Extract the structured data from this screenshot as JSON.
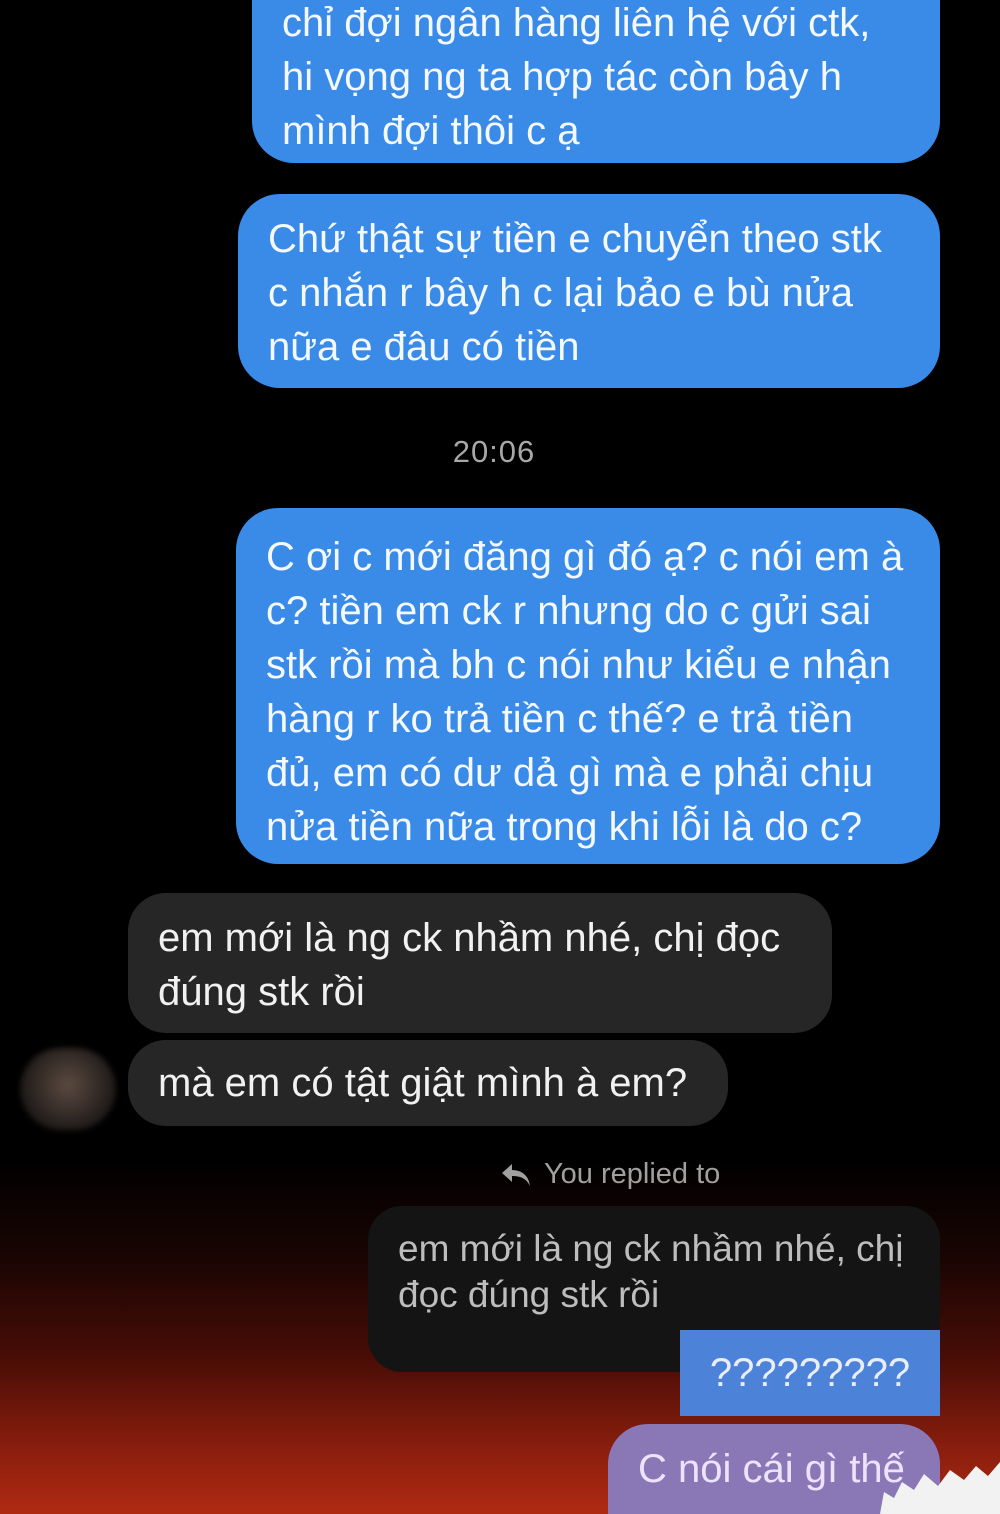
{
  "timestamp": "20:06",
  "reply_note": "You replied to",
  "messages": [
    {
      "sender": "me",
      "text": "chỉ đợi ngân hàng liên hệ với ctk,\nhi vọng ng ta hợp tác còn bây h\nmình đợi thôi c ạ"
    },
    {
      "sender": "me",
      "text": "Chứ thật sự tiền e chuyển theo stk\nc nhắn r bây h c lại bảo e bù nửa\nnữa e đâu có tiền"
    },
    {
      "sender": "me",
      "text": "C ơi c mới đăng gì đó ạ? c nói em à\nc? tiền em ck r nhưng do c gửi sai\nstk rồi mà bh c nói như kiểu e nhận\nhàng r ko trả tiền c thế? e trả tiền\nđủ, em có dư dả gì mà e phải chịu\nnửa tiền nữa trong khi lỗi là do c?"
    },
    {
      "sender": "them",
      "text": "em mới là ng ck nhầm nhé, chị đọc\nđúng stk rồi"
    },
    {
      "sender": "them",
      "text": "mà em có tật giật mình à em?"
    },
    {
      "sender": "quoted",
      "text": "em mới là ng ck nhầm nhé, chị\nđọc đúng stk rồi"
    },
    {
      "sender": "me",
      "text": "?????????"
    },
    {
      "sender": "me",
      "text": "C nói cái gì thế"
    }
  ],
  "colors": {
    "sent_bubble": "#3a8be8",
    "received_bubble": "#262626",
    "background": "#000000"
  },
  "icons": {
    "reply": "reply-arrow-icon",
    "avatar": "avatar-blurred"
  }
}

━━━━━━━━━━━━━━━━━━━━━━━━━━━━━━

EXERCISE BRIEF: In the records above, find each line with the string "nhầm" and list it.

SOLUTION TO THIS TASK:
      "text": "em mới là ng ck nhầm nhé, chị đọc\nđúng stk rồi"
      "text": "em mới là ng ck nhầm nhé, chị\nđọc đúng stk rồi"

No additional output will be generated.